They also found that within any industrial sector there are consistent patterns in the amount of change that occurs over time. Their evidence, summarised by Nadler and Tushman , suggests that whole industries go through periods of relatively minor change, and these periods are punctuated by intervals of major disturbance, or disequilibrium, when the whole product class and virtually all companies in the industry are affected.
These events may come from outside the industry or they may be initiated by one of the industry participants as it strives to gain a competitive advantage. During these periods of disequilibrium the effects are widespread. Almost all companies in the industry experience major change and those that fail to adapt tend to be acquired by others or drop out Figure 1.

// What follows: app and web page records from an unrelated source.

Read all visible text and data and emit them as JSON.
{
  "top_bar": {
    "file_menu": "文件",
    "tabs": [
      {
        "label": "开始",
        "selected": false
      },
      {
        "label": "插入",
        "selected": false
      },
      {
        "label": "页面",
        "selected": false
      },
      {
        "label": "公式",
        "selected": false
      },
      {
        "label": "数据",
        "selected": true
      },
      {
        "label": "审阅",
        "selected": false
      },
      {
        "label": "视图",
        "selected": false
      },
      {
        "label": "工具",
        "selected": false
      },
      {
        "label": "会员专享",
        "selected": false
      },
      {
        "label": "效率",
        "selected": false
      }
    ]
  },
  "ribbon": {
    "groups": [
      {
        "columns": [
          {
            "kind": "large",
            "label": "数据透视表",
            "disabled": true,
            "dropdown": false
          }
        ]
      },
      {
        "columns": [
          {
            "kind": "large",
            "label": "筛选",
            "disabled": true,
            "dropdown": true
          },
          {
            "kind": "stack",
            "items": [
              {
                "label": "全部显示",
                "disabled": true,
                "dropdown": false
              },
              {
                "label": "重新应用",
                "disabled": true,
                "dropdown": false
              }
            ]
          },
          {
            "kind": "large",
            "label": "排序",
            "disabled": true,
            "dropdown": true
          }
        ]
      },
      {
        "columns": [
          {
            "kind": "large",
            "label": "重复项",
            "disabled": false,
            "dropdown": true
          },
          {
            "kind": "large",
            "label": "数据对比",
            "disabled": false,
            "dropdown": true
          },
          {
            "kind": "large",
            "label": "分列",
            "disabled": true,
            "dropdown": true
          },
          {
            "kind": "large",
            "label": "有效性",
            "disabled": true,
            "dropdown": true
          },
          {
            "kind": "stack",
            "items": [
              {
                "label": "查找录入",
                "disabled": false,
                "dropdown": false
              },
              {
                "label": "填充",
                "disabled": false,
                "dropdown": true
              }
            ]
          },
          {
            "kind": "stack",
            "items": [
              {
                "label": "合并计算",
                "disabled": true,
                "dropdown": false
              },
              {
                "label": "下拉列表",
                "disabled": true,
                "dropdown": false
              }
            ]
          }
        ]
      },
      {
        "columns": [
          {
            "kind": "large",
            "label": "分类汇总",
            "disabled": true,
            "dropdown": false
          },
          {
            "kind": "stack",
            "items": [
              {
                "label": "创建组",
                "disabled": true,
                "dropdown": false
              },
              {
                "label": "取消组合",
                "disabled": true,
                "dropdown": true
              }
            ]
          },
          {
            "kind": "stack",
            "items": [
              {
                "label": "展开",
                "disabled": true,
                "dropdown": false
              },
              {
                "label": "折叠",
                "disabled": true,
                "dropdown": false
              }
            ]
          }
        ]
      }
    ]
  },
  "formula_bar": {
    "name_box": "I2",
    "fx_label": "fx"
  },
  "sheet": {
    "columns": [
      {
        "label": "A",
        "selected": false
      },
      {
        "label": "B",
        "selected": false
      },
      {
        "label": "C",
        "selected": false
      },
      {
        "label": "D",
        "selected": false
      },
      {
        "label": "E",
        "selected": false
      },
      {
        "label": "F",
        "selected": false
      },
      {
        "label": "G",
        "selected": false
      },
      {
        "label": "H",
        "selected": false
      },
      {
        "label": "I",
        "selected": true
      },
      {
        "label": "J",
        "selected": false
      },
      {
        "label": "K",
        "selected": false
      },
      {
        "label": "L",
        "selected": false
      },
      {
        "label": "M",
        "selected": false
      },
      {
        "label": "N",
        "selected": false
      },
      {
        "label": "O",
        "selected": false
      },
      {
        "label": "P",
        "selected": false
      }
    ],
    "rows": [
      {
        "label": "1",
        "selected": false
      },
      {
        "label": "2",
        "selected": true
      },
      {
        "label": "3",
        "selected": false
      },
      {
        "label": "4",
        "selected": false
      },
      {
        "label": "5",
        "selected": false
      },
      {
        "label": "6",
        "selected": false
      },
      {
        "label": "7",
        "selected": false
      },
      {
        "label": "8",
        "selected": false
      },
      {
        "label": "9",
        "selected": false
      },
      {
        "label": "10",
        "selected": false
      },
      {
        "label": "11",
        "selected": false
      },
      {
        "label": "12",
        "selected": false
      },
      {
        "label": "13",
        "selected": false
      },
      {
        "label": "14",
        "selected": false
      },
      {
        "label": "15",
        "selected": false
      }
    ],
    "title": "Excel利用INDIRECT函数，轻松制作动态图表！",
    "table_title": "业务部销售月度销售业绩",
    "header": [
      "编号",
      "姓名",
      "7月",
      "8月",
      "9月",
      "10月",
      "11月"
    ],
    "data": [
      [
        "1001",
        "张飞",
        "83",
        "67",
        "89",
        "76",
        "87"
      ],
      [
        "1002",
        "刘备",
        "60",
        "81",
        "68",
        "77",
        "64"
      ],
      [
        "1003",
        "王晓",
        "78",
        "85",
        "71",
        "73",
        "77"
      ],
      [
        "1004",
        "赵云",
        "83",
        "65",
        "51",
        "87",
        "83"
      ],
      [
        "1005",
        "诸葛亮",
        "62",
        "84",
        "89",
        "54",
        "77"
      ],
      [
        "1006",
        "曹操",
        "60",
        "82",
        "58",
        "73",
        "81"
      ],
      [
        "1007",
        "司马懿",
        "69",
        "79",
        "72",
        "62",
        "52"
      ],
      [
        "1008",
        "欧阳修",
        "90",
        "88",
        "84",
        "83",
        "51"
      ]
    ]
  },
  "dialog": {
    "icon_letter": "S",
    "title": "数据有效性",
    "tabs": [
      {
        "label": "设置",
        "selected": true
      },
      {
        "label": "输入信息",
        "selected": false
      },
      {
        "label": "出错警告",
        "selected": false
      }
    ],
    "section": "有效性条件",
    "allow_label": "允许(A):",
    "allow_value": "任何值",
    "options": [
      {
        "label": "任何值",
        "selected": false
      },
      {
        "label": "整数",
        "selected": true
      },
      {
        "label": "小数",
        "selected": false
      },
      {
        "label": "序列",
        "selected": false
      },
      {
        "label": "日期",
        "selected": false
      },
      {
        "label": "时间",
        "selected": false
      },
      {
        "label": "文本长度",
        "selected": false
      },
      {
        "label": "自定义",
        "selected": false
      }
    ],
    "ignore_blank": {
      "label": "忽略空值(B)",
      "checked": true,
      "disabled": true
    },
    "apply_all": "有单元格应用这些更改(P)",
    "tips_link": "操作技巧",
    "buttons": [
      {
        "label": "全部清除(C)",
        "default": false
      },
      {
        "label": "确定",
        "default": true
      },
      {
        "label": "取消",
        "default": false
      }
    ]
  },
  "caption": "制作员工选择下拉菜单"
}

This evidence points to the existence of two types of change: incremental and discontinuous change. Change in these periods builds on what has already been accomplished and has the flavour of continuous improvement. Figure 1. Page 7 Discontinuous change is a type of change that occurs during periods of disequilibrium.
Many writers, for example Tichy and Devanna , Kotter and Burke and Litwin , refer to it as transformational change. It involves a break with the past, a step function change rather than an extrapolation of past patterns of change and development.